US Wholesale Stocks (March)
Indonesia GDP (Q1)

tuesday 10 may
Japan All household expenditure (March)
Retail trade in Australia (Q1)
Malaysia Industrial Production YY (March)
UK business investment (Q1)
UK Goods Trade Balance (March)
Norway Consumer Price Index (April)
Germany ZEW Economic Sentiment (May)
China (mainland) M2, new yuan loans, loan growth (April)

Wednesday May 11
China (Mainland) CPI and PPI (April)
CPI Germany (April, final)
Malaysia Overnight Policy Rate (May 11)
US CPI (April)

Thursday May 12
Japan BOJ Advisory Summary (April)
RICS UK housing survey (April)
UK GDP, incl. Manufacturing, services and construction output (March and Q1)
Japan Current Account (March)
Philippines GDP (Q1)
CPI India (Apr.)
Industrial production in India (March)
Initial unemployment claims in the United States
IPP United States (April)

Friday May 13
New Zealand Manufacturing PMI (April)
Norway GDP (Q1)
Eurozone industrial production (March)
US import prices (April)
US UoM Sentiment (May, Preliminary)

* Index press releases produced by S&P Global and relevant sponsors
can be found here.

What to watch

North America: US Inflation Data, Fed Speakers

April’s US CPI and PPI figures will be in focus after the Fed’s FOMC meeting this week, where the focus was reiterated on controlling inflation. Although the Fed Powell has pushed back on the likelihood of a bigger 75 basis point hike in future meetings, the Fed Chairman nonetheless acknowledged that ‘some pain’ could be felt with the central bank keen to rein in the surge in inflation. The extent of the price surge in April will therefore be one to watch closely. The latest S&P Global US Composite PMI revealed that inflationary pressures intensified further in April.

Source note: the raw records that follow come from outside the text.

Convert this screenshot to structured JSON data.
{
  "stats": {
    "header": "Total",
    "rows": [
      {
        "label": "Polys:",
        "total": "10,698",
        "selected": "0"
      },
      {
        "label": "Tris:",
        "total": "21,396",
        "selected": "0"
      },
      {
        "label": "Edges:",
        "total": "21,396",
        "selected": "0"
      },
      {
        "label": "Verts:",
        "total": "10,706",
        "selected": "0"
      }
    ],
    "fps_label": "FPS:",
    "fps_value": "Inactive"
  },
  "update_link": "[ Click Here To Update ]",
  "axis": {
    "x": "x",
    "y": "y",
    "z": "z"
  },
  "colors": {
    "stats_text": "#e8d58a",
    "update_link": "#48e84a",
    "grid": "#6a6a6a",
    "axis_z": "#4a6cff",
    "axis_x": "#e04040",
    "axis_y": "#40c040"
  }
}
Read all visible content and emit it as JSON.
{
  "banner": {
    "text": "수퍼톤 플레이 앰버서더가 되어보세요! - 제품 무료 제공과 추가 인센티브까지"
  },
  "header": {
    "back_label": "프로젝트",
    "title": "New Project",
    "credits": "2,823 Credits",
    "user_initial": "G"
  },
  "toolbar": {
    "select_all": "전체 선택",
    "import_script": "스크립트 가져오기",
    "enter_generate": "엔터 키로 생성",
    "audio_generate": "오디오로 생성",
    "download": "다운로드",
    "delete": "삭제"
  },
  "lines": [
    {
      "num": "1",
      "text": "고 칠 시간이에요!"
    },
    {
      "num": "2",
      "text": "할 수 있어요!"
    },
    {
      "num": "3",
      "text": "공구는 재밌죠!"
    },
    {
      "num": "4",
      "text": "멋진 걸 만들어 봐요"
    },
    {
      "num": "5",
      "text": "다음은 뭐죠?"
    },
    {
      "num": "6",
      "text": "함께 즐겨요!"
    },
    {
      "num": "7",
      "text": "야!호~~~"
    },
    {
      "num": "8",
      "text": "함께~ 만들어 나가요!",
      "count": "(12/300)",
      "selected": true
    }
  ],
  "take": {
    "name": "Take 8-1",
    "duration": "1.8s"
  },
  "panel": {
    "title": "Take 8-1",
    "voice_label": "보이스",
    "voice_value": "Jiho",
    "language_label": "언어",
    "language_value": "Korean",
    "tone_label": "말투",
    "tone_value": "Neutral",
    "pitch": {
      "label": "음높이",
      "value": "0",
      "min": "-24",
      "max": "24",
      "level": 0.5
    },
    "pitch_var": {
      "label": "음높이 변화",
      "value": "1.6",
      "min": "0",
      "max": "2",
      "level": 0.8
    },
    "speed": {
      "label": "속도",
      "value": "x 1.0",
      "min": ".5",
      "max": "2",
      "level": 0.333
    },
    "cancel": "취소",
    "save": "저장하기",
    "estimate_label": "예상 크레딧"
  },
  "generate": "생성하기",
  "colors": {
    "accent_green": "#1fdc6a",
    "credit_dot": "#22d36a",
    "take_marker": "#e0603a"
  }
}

Additionally, a series of Fed appearances are expected in the coming week, which would provide an update on the Fed’s thoughts after the FOMC meeting in May.

Europe: UK Q1 GDP, Eurozone Industrial Production, German ZEW Survey

UK GDP data for March and the first quarter will be released, along with quarterly growth data. According to the S&P Global/CIPS UK Composite PMI, private sector output growth accelerated in March, supported by an acceleration in service sector growth as manufacturing expansion slowed.

Elsewhere, Eurozone industrial production data for March will be released on Friday. This follows the S&P Global Eurozone Manufacturing PMI update which showed both the manufacturing PMI and the production index falling to multi-month lows due to heightened geopolitical tensions and growing supply chain pressures. ‘supply.

Asia-Pacific: April trade, inflation and money supply data from China, BNM meeting, GDP and CPI data from Indonesia, GDP from the Philippines and inflation from India

In APAC, a series of China data releases, including trade, price and money supply figures, will be updated for April.

Attention will be on China’s inflation figures following reported price increases in the manufacturing sector, according to the Caixin Manufacturing PMI, suggesting higher factory-gate inflation. On the other hand, the selling prices of services fell according to the PMI Caixin Services. Trade data will also be watched after PMI export orders fell in the manufacturing and services sectors in April.

Special reports

Global factory output falls for the first time since June 2020 as supply conditions deteriorate -Chris Williamson

Economic impact of the Russian-Ukrainian war on the ASEAN region – Rajiv Biswas

Download the full report

© 2022, IHS Markit Inc. All rights reserved. Any total or partial reproduction without authorization is prohibited.


Purchasing Managers’ Index™ (PMI™) data is compiled by IHS Markit for over 40 economies worldwide. Monthly data are drawn from surveys of senior executives of private sector companies and are available by subscription only. The PMI data set includes a headline figure, which indicates the overall health of an economy, and sub indices, which provide insight into other key economic drivers such as GDP, inflation, exports, l utilization, employment and stocks. PMI data is used by finance and business professionals to better understand where economies and markets are going and to uncover opportunities.

Find out how to access and receive PMI data


This article was published by S&P Global Market Intelligence and not by S&P Global Ratings, which is a separately managed division of S&P Global.

Comments are closed.